Next, sort these bills. I recommend sorting them by interest rate, with the highest one on top. Another method is to sort them by the outstanding balance, with the smallest one on top. What you’re doing here is figuring out the order you’d like to see these debts gone.
Now, list the debts along with their minimum payment in the order you sorted them. You’re going to add up the minimum payments, so keep them in a nice column so you can easily add them up.
When you have them all listed, add up the minimum payments. This should give you a nice fat number – that’s how much of your income each month goes to paying off stuff you had to have before you could afford it. It’s a number that you want to knock down to zero.
At this point, you need to take a look at how much you spend overall each month. How much extra can you squeeze out? If you’ve been doing the one hour projects, you’ll probably be able to squeeze out at least a little. Commit yourself to spending a certain extra amount each month to getting yourself debt free.
Add this number to your minimum payments. This is how much you’re going to commit to your debt each month. I found it psychologically useful to find that number I was comfortable with, then rounding it up to a larger number, a nice even target for each month.
When you figure up your bills, use this total number instead of the individual minimum payments. Your “debt bill” is now this number.
When you sit down to pay the bills, make minimum payments on all but the top bill on your list. Then, for that one remaining bill, write a check for the remainder of the money you put aside for debt that month.

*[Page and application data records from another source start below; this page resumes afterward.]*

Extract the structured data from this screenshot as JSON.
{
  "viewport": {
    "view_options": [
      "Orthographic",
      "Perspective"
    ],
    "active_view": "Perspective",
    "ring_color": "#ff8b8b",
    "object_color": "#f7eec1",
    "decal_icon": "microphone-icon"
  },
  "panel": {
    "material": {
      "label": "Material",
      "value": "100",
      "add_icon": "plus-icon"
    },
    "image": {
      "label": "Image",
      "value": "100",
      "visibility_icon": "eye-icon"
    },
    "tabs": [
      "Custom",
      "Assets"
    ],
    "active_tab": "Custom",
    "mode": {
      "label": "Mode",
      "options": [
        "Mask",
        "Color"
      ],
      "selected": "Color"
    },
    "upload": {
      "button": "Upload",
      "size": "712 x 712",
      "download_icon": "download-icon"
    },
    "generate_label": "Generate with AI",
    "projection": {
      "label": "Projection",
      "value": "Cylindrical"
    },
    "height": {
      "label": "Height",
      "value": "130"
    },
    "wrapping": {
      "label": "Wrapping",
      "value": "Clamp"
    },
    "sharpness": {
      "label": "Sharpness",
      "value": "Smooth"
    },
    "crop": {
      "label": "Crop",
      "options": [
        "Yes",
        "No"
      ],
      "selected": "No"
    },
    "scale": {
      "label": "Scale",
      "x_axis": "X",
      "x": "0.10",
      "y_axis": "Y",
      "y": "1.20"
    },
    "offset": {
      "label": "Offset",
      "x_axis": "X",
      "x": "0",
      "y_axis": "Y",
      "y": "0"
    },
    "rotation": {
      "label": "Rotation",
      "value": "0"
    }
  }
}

Repeat this exact bill paying procedure without changing the total amount you’re putting aside each month until your debts are gone. Obviously, you may want to refigure things if a major life change occurs, but unless something really big happens, stick to the snowball. It will get you out of debt.